Millennials aren’t always good at staying in place: They switch jobs more than previous generations. But that doesn’t mean they’re opposed to long-term financial relationships; many millennials want the stability that a financial advisor represents. They know that their twenties and thirties are essential decades for ensuring a prosperous future. They want partners they can rely on for the years and decades to come.
When you first meet potential clients, ask them questions that will help you understand the future they would like to build for themselves. Partner with them to create a plan that will help them fulfill their dreams.
Millennials expect technology to work well, to work quickly, and to work around the clock. They’ve installed Google Nest or Alexa hubs in their homes; they’re accustomed to one-click purchases and seamless digital experiences. So if they learn you’re relying on technology nearly as old as they are, if they see you’re still running off a manually updated spreadsheet, they’re not going to be impressed, and they’ll take their business elsewhere.
Millennials embrace technology in every facet of their lives, and investment is no different. They’re not put off by AI-powered investment management platforms, by mobile apps, or by real-time updates. In fact, they expect all of these things.
The millennial-friendly financial advisor needs to be tech-savvy. Tapping into modern technology is critical to providing better client service, streamlining investment data, and providing efficient financial advice based on the information that is available to you. Client and advisor alike will save time and earn money.
It can be hard for anyone to disentangle money and emotion. Millennials have taken up trading with apps like Robinhood, but one app does not a coherent retirement plan make. For one thing, the very structure of a mobile app encourages overmanagement and bad decision-making. If you’re not a financial professional, but you spend every lunch break staring at your phone, you’ll make spur-of-the-moment emotional decisions. You’ll hold one asset too long and sell another too soon, and the immediacy of the app experience means you probably won’t have done the necessary research.
A financial advisor is invested in client success, but they’re trained to avoid the irrational decisions that the market can inspire. Don’t tell potential clients they need to delete their apps; do show them why apps alone aren’t enough.
Despite all the adversity they’ve encountered, millennials have a bright financial future ahead. For advisors, they’re the wave of the future; failing to understand them could damage your long-term prospects. Thankfully, attracting millennial clients isn’t as difficult as some have claimed. Just remember who they are, consider what they’ve been through, consider their needs, and explain your value proposition. Like any other clients, millennials want to succeed. And, as ever, you have the tools to make sure they do.

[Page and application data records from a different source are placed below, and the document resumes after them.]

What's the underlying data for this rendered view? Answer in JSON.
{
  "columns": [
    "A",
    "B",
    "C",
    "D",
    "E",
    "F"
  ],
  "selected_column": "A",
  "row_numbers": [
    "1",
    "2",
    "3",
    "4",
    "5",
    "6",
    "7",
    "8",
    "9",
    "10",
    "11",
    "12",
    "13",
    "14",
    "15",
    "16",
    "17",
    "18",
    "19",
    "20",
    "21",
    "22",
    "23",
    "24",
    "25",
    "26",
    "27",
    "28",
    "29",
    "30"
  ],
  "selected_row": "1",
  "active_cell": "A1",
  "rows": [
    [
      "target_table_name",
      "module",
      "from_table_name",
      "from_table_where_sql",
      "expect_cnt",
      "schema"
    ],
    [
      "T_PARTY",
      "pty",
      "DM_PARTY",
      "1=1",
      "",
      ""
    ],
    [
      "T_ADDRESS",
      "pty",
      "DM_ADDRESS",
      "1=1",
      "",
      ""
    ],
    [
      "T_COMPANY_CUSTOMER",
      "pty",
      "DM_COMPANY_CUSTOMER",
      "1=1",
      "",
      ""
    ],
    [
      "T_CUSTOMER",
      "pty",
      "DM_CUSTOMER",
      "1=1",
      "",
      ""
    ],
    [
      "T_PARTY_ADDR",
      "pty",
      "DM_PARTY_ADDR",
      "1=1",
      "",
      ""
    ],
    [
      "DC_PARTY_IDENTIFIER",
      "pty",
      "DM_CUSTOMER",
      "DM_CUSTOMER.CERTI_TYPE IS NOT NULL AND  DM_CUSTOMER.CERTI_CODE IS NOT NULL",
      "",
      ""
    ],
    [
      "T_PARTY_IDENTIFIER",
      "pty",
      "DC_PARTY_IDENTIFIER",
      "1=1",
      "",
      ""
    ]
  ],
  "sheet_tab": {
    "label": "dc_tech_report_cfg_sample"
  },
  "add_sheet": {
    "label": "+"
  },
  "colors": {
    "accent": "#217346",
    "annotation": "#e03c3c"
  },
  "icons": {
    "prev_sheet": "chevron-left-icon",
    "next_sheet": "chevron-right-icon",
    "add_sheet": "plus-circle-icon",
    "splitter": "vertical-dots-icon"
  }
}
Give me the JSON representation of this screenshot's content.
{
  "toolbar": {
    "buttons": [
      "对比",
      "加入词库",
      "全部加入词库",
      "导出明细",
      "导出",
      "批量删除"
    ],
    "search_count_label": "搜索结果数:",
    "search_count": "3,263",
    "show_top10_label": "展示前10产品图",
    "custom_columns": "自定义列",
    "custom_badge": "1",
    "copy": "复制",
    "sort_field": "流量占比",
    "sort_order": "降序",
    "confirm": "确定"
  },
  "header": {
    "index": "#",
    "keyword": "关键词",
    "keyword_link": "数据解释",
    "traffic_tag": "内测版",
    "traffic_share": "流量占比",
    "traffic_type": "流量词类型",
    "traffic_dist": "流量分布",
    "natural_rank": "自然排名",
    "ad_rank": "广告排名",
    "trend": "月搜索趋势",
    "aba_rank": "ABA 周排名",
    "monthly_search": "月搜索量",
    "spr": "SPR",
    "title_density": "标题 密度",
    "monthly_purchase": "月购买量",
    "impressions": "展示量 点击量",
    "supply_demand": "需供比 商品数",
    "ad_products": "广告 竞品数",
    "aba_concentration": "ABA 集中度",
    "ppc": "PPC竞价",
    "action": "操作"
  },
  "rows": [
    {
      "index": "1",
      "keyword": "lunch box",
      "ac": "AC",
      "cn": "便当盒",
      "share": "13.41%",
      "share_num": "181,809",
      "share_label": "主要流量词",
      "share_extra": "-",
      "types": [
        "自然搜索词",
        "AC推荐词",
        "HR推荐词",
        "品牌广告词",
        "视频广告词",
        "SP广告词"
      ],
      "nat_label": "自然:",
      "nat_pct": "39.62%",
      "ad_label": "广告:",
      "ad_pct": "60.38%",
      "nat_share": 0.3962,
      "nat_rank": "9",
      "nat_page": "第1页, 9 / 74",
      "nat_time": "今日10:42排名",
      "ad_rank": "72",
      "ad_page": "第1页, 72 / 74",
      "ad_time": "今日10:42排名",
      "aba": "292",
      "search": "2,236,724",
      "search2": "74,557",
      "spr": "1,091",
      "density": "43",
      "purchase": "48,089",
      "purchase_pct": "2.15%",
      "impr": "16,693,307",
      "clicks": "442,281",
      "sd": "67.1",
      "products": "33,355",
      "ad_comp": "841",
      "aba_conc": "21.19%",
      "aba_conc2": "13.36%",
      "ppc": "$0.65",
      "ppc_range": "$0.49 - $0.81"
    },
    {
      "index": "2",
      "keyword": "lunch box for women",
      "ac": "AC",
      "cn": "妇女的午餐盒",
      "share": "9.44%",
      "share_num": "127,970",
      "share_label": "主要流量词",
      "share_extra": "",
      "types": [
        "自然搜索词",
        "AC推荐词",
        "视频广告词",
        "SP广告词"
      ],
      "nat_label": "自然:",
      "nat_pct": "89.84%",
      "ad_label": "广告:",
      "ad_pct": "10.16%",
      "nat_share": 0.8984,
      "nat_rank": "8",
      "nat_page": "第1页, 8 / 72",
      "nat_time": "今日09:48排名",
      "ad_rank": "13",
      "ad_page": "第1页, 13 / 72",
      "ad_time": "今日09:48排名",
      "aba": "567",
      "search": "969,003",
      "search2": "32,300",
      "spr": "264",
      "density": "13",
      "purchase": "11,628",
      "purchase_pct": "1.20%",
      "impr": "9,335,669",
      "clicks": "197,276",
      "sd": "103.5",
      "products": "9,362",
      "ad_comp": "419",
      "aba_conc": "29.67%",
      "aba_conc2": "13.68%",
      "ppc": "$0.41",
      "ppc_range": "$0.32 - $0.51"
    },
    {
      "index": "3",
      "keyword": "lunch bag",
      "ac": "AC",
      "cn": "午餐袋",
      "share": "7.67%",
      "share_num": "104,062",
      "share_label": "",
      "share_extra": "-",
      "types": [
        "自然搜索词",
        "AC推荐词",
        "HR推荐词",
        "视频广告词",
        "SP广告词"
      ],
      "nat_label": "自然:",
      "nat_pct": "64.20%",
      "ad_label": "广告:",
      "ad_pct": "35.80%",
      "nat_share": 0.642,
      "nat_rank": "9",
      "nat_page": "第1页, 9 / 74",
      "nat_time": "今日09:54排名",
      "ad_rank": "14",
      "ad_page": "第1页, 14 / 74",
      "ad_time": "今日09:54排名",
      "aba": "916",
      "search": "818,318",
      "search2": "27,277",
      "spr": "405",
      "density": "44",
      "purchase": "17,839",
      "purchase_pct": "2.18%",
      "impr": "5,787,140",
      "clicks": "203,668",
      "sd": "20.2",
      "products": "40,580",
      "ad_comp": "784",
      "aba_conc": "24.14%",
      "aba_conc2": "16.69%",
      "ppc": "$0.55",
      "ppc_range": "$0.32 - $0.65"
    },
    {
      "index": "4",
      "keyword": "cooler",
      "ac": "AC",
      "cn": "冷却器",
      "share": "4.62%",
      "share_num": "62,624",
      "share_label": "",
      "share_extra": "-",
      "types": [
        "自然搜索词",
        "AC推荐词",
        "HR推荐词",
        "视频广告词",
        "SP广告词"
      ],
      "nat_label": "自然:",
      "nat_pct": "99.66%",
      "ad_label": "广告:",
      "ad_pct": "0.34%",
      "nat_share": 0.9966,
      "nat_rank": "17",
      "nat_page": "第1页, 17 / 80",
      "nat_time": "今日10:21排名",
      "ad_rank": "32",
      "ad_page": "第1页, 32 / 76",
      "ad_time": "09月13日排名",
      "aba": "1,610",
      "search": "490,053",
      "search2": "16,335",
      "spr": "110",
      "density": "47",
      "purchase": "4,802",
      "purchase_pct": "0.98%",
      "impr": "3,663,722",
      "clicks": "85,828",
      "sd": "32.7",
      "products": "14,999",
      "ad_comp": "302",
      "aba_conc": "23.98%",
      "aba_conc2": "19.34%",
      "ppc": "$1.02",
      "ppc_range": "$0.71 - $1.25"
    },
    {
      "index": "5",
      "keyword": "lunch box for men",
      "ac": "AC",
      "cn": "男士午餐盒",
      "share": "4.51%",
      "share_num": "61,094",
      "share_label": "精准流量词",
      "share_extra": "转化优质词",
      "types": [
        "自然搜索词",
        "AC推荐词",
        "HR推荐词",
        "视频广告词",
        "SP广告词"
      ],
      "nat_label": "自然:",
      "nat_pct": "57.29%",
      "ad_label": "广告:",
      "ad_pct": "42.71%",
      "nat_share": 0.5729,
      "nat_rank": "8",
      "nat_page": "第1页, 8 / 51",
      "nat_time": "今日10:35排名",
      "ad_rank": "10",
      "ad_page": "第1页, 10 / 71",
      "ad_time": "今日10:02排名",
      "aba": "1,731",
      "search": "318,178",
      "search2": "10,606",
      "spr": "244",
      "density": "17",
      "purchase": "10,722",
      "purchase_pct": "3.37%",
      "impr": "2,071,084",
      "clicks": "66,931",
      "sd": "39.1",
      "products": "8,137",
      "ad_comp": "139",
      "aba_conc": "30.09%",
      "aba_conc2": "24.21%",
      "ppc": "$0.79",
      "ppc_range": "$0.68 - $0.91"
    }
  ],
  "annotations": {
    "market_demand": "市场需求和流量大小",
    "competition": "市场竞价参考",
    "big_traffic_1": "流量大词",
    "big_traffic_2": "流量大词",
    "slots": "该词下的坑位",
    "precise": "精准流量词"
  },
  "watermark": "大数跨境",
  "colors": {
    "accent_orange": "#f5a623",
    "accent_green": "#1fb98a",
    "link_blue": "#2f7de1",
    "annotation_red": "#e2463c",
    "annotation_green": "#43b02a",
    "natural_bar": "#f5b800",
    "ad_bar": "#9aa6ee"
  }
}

Runik Mehrotra is the chief investment officer and co-founder of Vise
May 10, 2020